Perfume Genius: ‘Fool’ Music Video Review

Mike Hadreas, better known as Perfume Genius, has released a new music video for “Fool,” his third single off Too Bright. Once again, Charlotte Rutherford directed the video, as she directed the video for “Grid” a few months before. Rutherford is a photographer and visual artist based out of London. Her aesthetic is playfully colorful, retro, and it flirts excessively with femininity. She has worked with Marina & the Diamonds, Little Boots, and Le1f. The “Fool” music video is another attempt by Perfume Genius heralding the feminine, the sissy, and the queer, and counter-producing it as an ideal.

The video opens with Hadreas in a white coat, blue jeans, his now-signature lipstick, and bronze rollerblades – of course. He moves around a suburban street in London, with close-up shots of his rear end. It then cuts to him cruising through a convenience store, with the back of his white coat reading, “Extra Special.” He effortlessly skates his way around the store, and drops some bills at the cash register as he sweeps on out. The cashier grabs the bills and holds them close to his chest, as if Hadreas is a local celebrity or some worshipped hero.

As the song takes a drastic switch, the video itself does, too. Hadreas’ words become echoic and almost indistinguishable. He goes from overconfident to self-deprecating in seconds. The music transforms to atmospherical as strings build up around him. Hadreas struggles to be heard over the insurmountable noise, so he wails. The video portrays this intimately, as Hadreas dances alone with a deep red boa. He then rollerblades into a church-like room, with a cross on a table surrounding by candles. Behind the table stand four men in black bird-like costumes. They are all painted, winged, and have beaks. Hadreas is on his knees, pleading with them as he holds up a toy, baby chick.

The song literally snaps back to its confident tone once again. Drums kick in, and Hadreas is now in a performance studio, where him and his winged friends dance in front of three judges. They are all in suits and appear executive-like. At first they seem displeased by them, until Hadreas crawls up on their desk, bending, stretching, and posing for them. They jump up and giddily throw money at him. The ridiculousness of the video is off-putting, but purposefully so. In fact, most of Perfume Genius’ new songs and videos are meant to make you think, look deeper, and question it. It’s in your face, confident, and has an air all its own. Like Queen and “Grid,” you can’t just shrug off the song or say “I like it,” there’s more depth to it. It sits and stirs within you disparate emotions, and that’s exactly what Hadreas is trying to do.

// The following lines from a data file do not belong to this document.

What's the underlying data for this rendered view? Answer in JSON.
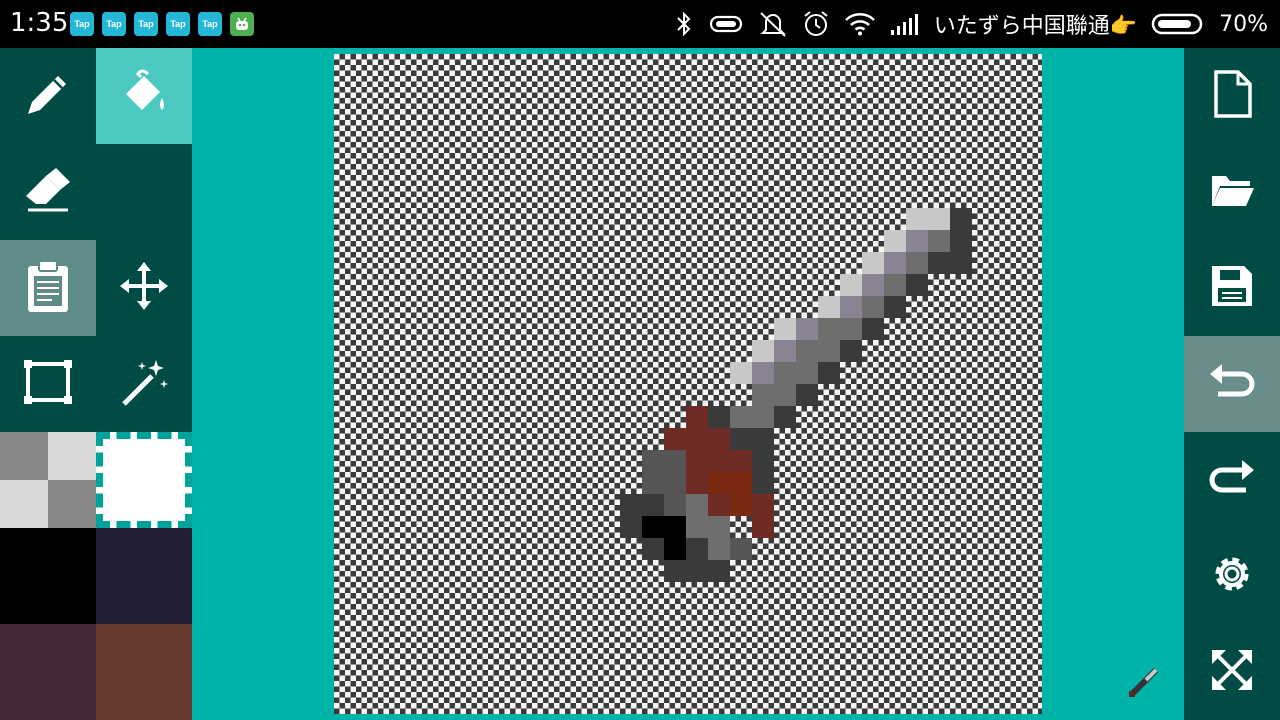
{
  "status_bar": {
    "time": "1:35",
    "notifications": [
      "Tap",
      "Tap",
      "Tap",
      "Tap",
      "Tap"
    ],
    "carrier": "いたずら中国聯通👉",
    "battery": "70%"
  },
  "tools": {
    "left": [
      "pencil",
      "fill-bucket",
      "eraser",
      "clipboard",
      "move",
      "rectangle",
      "magic-wand"
    ],
    "active_tool": "fill-bucket"
  },
  "palette": [
    "#000000",
    "#222034",
    "#45283c",
    "#663931"
  ],
  "right_toolbar": [
    "new-file",
    "open-folder",
    "save",
    "undo",
    "redo",
    "settings",
    "fullscreen"
  ],
  "colors": {
    "panel": "#004b44",
    "accent": "#4cc9c1",
    "background": "#00b3a9"
  }
}
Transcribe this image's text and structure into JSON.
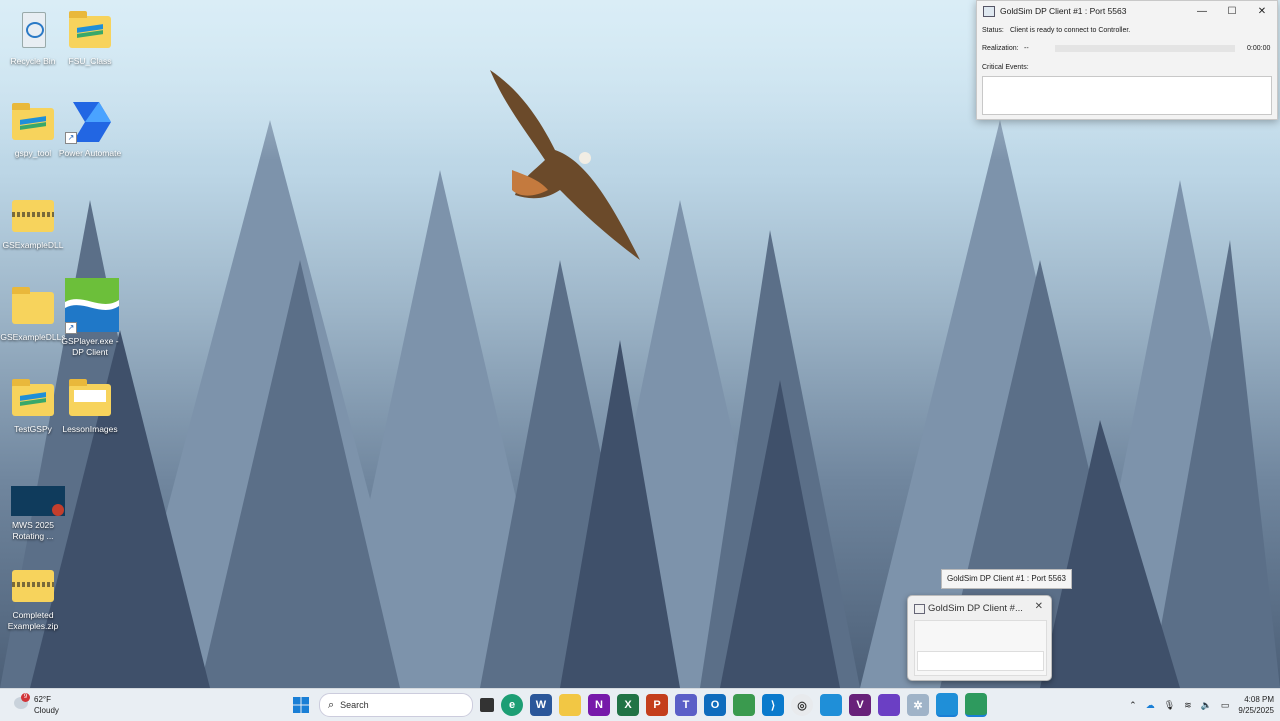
{
  "desktop_icons": [
    {
      "label": "Recycle Bin"
    },
    {
      "label": "FSU_Class"
    },
    {
      "label": "gspy_tool"
    },
    {
      "label": "Power Automate"
    },
    {
      "label": "GSExampleDLL"
    },
    {
      "label": "GSExampleDLLs"
    },
    {
      "label": "GSPlayer.exe - DP Client"
    },
    {
      "label": "TestGSPy"
    },
    {
      "label": "LessonImages"
    },
    {
      "label": "MWS 2025 Rotating ..."
    },
    {
      "label": "Completed Examples.zip"
    }
  ],
  "goldsim_window": {
    "title": "GoldSim DP Client #1 : Port 5563",
    "status_label": "Status:",
    "status_value": "Client is ready to connect to Controller.",
    "realization_label": "Realization:",
    "realization_value": "--",
    "elapsed": "0:00:00",
    "events_label": "Critical Events:",
    "minimize": "—",
    "maximize": "☐",
    "close": "✕"
  },
  "tooltip": "GoldSim DP Client #1 : Port 5563",
  "preview": {
    "title": "GoldSim DP Client #...",
    "close": "✕"
  },
  "taskbar": {
    "weather_temp": "62°F",
    "weather_desc": "Cloudy",
    "weather_badge": "9",
    "search_placeholder": "Search",
    "time": "4:08 PM",
    "date": "9/25/2025"
  },
  "colors": {
    "taskbar_bg": "#e9eef3",
    "folder_yellow": "#f7d35c",
    "accent_blue": "#1f8fd8"
  }
}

The ending lyrics of “Fool” are, “I plume and I plume / like a buffoon.” To plume is to spread out like a feather, or, to feel great satisfaction. The video here allocates for both meanings. In a sense, Hadreas receives great pride in acting out of line. By pluming, he regains his self-confidence and the attention of onlookers. Charlotte Rutherford and Mike Hadreas deliver yet again another playful and offbeat music video with multiple, introspective layers for the viewer to dissect. Although the song has three distinct parts to it and the video replicates that, it’s a little too detached to fully understand or enjoy as one unit. However, it’s a clever addition to the visual element of what makes Perfume Genius so unique. The last shot shows Hadreas sitting on the judge’s table with the winged back-up dancers on their knees looking up at him. He once again regains his power, still in his rollerblades.